Tuesday, April 30, 2013

Time-Lapse 171 Image Question

The "Three Years of SDO Images" shows two bands of bright coronal loops in the 171 time-lapse image. Several people have asked whether this is real. Yes, it is real and it is caused by how sunspots form on the Sun.

We have seen that sunspots tend to occur below 35º latitude in both hemispheres of the Sun, just as you noticed. This gives us the Butterfly Diagram shown here for for sunspots since 1965. Northern active regions (or sunspots) are shown in blue and southern in red. A few regions appear at higher latitudes, but most sunspots are seen at low latitudes. Sunspots also tend to occur closer to the equator as a sunspot cycle moves along. They don't usually form at the equator, but the tilt of the Sun can make that difficult to verify.

The coronal loops in the time-lapse image follow this pattern because they live above sunspots. Although few sunspots and coronal loops are seen in the polar regions, prominences and coronal holes are seen there. We do not have a perfect explanation, but it comes from how material moves in the convection zone and how that movement creates magnetic fields. This is called the solar dynamo problem. Perhaps the explanation will be similar to why we have the Horse Latitudes here on Earth.

Wednesday, April 24, 2013

Three Years in Three Minutes

From SDO to NPR to you. Stunning Video: 3 Years Of The Sun In 3 Minutes http://n.pr/14PRRDA

Produced by Scott Weissinger, looks great!

HMI is Back Online

HMI has returned to normal operations. The HMI team at LMSAL and Stanford will closely monitor the instrument to verify its performance. We don't anticipate any more outages. Data is flowing to the JSOC but it will take a while to prime the pump and produce magnetograms and Dopplergrams.

Thanks to Jake, Rock, Zoe, Gary, and the other people who brought HMI back!

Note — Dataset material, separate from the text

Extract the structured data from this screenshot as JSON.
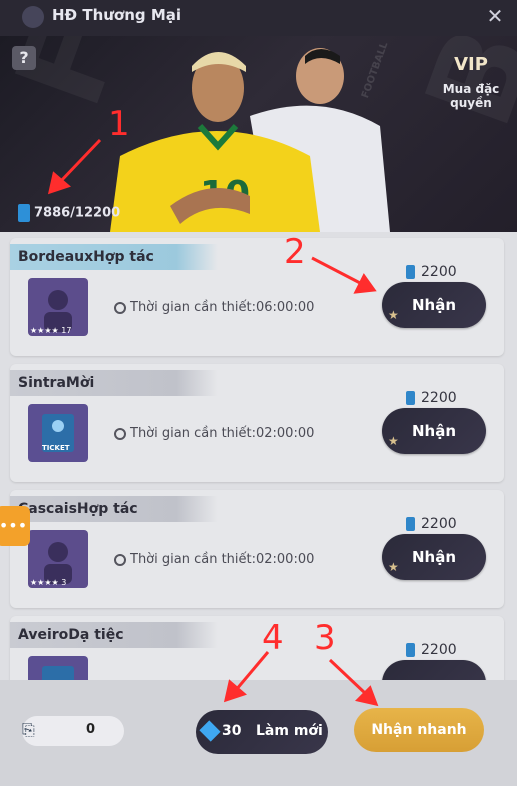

HMI is Down, WIll Return Later Today

Last night the HMI instrument rebooted and stopped producing science data. The HMI team has made sure the instrument is safe by rebooting and testing HMI. They will restart the science sequencer later today. HMI data will not be available until the sequences are restarted.

Many thanks to the LMSAL and Stanford people who worked through the night to reboot and test HMI!

Wednesday, April 17, 2013

Planned science calibration activities today

Today, starting at 1315 UTC (9:15 am ET), SDO executed the EVE Field of View maneuver followed by the HMI/AIA Flatfield at 1630 UTC (10:30 am ET). During these maneuvers the science experienced interruption, and some of the browse images reflect the motion of the spacecraft.  

Tuesday, April 16, 2013

Brief data stream outage on April 16

We are experiencing a system outage that is interrupting the automatic web updating of SDO images. The spacecraft is still fine and is collecting data as usual, and no SDO data has been lost. The outage is on the ground and is only temporary. We apologize for any inconvenience, and we thank you for your patience.

Update: The image processing queue is catching up, we should be back to normal in a couple of hours. (2:00PM EDT 16 April)

Update #2:  Everything is back to normal.  Again, sorry for the delay.  (4:40pm EDT  16 April)

Thursday, April 11, 2013

Whoa, A Solar Flare!

After weeks of little activity, the Sun erupted with an M6.5 class flare today. At 0711 UTC (3:11 am ET) active region 11719 erupted. AR 11719 is a large area of magnetic field located at 10°N. Another small flare followed as the M6 decayed.

Wednesday, April 10, 2013

EVE Cruciform, April 10, 2013

Today at 1800 UTC (2 pm ET) SDO will execute an EVE cruciform maneuver. SDO will nod back and forth and up and down. These motions allow EVE to calibrate their spectral irradiances.

Wednesday, April 3, 2013

HMI Roll Maneuver, April 3, 2013

Today we ran an HMI roll maneuver from 0550-1230 UTC (00:40-7:30 ET). The entire SDO spacecraft is spun around so that HMI can verify its operation and measure some calibration data.